Friday, January 21, 2011

Measuring Read/Write durations with DTrace

I had the situation, where I wanted to see if read/write operations take too much time.

It was something that I thought could be done easily with DTrace. Unfortunately, my DTrace skills are a bit rusty, so I contacted my personal DTrace guru Javier, who gave me a script.

Here is the script for read operations:


slow_read.d:

#!/usr/sbin/dtrace -s

#pragma D option quiet
#pragma D option switchrate=10hz

syscall::*read:entry
{
        this->filistp = curthread->t_procp->p_user.u_finfo.fi_list;
        this->ufentryp = (uf_entry_t *)((uint64_t)this->filistp + (uint64_t)arg0 * (uint64_t)sizeof (uf_entry_t));
        this->filep = this->ufentryp->uf_file;
        self->offset = this->filep->f_offset;
        this->vnodep = this->filep != 0 ? this->filep->f_vnode : 0;
        self->vpath = this->vnodep ? (this->vnodep->v_path != 0 ? cleanpath(this->vnodep->v_path) : "") : "";
        self->sc_trace = this->vnodep ? this->vnodep->v_type == VREG || this->vnodep->v_type == VDIR ? 1 : 0 : 0;
        self->start=timestamp;
}

syscall::*read:return
/self->sc_trace && (timestamp - self->start) > 30000000 /
{
        printf ("Read from %s took %d ms\n", self->vpath, ((timestamp-self->start)/1000000));
        self->vpath = 0;
        self->offset = 0;
        self->sc_trace = 0;
        self->start = 0;
}

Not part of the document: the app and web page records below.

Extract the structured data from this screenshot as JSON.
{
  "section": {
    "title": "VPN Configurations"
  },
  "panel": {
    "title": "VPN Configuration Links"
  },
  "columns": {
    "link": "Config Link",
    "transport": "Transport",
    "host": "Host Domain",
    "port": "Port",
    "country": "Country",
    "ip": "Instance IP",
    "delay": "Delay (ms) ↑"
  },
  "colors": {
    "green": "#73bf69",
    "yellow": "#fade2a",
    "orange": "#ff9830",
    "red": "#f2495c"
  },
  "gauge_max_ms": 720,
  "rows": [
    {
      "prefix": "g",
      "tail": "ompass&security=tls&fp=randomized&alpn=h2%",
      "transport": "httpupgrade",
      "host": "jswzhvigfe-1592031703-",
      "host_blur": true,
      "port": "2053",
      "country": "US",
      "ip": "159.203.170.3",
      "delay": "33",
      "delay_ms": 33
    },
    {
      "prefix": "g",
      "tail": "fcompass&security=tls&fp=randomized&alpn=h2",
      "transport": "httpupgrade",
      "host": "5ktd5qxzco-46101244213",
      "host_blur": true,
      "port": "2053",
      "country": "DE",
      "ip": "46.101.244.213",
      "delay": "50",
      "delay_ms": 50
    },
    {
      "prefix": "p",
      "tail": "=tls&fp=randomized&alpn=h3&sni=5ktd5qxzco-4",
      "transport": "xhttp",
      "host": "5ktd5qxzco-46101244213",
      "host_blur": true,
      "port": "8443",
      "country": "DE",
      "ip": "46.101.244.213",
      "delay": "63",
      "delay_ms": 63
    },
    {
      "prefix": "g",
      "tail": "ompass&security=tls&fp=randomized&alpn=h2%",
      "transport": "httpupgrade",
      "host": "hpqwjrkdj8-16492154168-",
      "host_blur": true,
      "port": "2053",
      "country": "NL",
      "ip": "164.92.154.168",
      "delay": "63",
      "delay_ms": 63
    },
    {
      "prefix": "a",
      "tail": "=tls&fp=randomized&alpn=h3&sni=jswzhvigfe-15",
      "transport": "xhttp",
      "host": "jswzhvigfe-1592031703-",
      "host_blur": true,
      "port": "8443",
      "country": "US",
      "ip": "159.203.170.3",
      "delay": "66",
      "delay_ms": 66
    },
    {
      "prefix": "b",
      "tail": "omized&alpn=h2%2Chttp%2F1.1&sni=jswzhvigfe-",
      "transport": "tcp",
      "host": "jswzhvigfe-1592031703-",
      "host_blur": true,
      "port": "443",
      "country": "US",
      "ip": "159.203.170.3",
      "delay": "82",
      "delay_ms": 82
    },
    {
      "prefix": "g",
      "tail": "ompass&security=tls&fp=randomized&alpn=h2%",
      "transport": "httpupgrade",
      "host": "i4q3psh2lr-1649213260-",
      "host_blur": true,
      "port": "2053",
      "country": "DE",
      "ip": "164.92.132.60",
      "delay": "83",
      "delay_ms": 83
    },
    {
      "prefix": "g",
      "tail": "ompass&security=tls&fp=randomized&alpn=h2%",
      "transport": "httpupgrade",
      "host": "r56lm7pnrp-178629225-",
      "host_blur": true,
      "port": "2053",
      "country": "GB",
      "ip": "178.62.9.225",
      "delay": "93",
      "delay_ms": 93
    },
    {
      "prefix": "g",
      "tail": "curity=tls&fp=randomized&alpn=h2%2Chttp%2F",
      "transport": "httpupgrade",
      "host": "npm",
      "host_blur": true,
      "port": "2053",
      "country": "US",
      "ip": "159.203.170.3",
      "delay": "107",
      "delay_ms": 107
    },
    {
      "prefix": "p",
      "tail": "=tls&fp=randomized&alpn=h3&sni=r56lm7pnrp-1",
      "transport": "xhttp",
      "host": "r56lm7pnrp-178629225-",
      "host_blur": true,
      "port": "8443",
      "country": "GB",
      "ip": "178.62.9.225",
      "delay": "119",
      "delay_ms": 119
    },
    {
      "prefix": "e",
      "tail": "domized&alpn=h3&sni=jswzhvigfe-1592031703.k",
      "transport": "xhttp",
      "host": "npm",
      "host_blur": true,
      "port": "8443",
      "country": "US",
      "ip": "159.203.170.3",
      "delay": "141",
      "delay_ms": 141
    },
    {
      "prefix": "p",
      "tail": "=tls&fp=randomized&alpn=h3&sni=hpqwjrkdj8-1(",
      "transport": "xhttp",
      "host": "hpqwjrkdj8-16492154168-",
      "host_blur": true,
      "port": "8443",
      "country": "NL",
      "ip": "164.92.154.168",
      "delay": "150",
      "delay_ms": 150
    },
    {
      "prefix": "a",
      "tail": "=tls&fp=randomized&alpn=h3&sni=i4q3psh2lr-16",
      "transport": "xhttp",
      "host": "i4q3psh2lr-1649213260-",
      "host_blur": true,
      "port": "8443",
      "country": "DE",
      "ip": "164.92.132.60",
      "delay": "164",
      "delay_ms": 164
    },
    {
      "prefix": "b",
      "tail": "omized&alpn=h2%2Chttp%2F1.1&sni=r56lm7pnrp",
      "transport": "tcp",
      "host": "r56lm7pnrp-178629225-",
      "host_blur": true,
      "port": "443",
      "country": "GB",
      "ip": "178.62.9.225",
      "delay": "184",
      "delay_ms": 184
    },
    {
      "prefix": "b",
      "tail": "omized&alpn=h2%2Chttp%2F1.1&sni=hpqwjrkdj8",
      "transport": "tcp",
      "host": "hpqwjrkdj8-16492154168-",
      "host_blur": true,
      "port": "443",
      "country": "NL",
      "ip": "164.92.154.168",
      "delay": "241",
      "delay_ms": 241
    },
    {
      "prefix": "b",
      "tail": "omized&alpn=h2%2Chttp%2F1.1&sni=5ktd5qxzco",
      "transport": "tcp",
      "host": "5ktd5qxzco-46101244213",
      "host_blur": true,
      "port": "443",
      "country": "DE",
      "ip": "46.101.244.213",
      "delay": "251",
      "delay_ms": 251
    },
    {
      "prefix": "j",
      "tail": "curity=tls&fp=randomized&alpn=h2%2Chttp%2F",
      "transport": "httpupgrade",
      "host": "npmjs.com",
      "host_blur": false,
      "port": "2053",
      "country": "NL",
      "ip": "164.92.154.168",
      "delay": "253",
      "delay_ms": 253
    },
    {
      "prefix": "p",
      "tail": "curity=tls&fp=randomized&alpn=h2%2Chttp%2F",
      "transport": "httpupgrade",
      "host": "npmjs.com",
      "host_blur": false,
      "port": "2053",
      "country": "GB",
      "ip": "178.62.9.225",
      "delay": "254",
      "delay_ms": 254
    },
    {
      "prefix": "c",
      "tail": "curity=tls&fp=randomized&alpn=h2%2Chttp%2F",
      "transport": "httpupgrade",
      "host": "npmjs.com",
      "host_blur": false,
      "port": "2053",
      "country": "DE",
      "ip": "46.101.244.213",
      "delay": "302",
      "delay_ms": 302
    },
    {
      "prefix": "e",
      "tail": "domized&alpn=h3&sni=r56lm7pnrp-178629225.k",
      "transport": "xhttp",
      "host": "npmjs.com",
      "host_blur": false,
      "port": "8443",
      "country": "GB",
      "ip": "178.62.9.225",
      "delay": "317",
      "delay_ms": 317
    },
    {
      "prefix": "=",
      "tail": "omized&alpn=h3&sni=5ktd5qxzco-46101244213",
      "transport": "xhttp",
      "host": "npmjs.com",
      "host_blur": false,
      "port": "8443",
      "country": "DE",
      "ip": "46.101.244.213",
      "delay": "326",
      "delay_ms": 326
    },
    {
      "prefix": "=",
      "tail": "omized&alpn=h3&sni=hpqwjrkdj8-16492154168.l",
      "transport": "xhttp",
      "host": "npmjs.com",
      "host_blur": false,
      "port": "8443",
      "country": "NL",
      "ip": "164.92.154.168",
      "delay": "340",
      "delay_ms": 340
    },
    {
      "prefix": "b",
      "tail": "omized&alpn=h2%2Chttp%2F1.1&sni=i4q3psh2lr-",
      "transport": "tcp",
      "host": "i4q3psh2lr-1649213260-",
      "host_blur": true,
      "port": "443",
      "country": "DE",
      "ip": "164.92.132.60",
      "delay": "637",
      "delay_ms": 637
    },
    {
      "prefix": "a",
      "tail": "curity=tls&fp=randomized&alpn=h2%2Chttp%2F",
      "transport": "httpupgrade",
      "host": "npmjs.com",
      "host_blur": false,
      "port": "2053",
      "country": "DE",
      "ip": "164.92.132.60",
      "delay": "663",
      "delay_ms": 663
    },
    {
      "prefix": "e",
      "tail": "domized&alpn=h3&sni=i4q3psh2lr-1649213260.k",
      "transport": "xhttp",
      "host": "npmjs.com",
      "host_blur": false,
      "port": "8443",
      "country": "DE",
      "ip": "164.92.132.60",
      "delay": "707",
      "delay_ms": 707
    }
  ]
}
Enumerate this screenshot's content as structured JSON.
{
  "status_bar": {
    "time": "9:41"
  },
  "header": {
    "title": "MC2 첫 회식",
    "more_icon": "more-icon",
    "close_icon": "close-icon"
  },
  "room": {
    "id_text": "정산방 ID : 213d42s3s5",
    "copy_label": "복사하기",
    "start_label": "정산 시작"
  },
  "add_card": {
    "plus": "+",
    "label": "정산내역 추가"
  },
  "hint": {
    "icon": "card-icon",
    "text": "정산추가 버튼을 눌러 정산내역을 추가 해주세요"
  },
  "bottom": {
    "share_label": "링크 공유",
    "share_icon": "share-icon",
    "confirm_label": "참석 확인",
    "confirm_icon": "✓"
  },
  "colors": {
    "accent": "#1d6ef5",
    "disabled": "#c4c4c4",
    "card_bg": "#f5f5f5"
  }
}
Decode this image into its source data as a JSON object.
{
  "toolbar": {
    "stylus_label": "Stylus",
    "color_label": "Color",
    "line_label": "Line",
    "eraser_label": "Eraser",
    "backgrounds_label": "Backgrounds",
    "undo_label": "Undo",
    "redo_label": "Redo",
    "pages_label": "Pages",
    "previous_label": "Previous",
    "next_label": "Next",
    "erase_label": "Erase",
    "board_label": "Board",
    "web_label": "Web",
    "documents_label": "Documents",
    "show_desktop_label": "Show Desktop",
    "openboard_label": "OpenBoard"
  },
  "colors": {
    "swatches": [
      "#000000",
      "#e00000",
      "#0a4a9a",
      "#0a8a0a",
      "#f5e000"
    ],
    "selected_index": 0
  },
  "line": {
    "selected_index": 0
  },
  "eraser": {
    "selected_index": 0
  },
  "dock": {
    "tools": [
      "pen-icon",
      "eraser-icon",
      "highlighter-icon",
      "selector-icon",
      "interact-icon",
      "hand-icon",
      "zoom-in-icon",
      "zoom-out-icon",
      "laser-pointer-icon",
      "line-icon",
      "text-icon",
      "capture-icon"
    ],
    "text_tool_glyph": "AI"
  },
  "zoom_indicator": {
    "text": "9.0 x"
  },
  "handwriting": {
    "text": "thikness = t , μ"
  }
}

The script will return all read operations that take longer than 30ms (adjustable by changing the value of 30000000) , with the respective file name. Of course, if you have large files, this dtrace script doesn't necesserily make sense, but it's perfect for my small files environment...

Running the script will produce this output:

./slow_read.d
Read from /blabla/xyz.log took 205 ms
Read from /blabla/xyz.log  took 42 ms
Read from /blabla/xyz.log took 65 ms

...


Turning this into scripts for writes was easy... just replace the syscall into "write".

slow_write.d:
#!/usr/sbin/dtrace -s

#pragma D option quiet
#pragma D option switchrate=10hz

syscall::*write:entry
{
        this->filistp = curthread->t_procp->p_user.u_finfo.fi_list;
        this->ufentryp = (uf_entry_t *)((uint64_t)this->filistp + (uint64_t)arg0 * (uint64_t)sizeof (uf_entry_t));
        this->filep = this->ufentryp->uf_file;
        self->offset = this->filep->f_offset;
        this->vnodep = this->filep != 0 ? this->filep->f_vnode : 0;
        self->vpath = this->vnodep ? (this->vnodep->v_path != 0 ? cleanpath(this->vnodep->v_path) : "") : "";
        self->sc_trace = this->vnodep ? this->vnodep->v_type == VREG || this->vnodep->v_type == VDIR ? 1 : 0 : 0;
        self->start=timestamp;
}

syscall::*write:return
/self->sc_trace && (timestamp - self->start) > 30000000 /
{
        printf ("Write to %s took %d ms\n", self->vpath, ((timestamp-self->start)/1000000));
        self->vpath = 0;
        self->offset = 0;
        self->sc_trace = 0;
        self->start = 0;
}



With little effort, I have now another view of how my storage is behaving.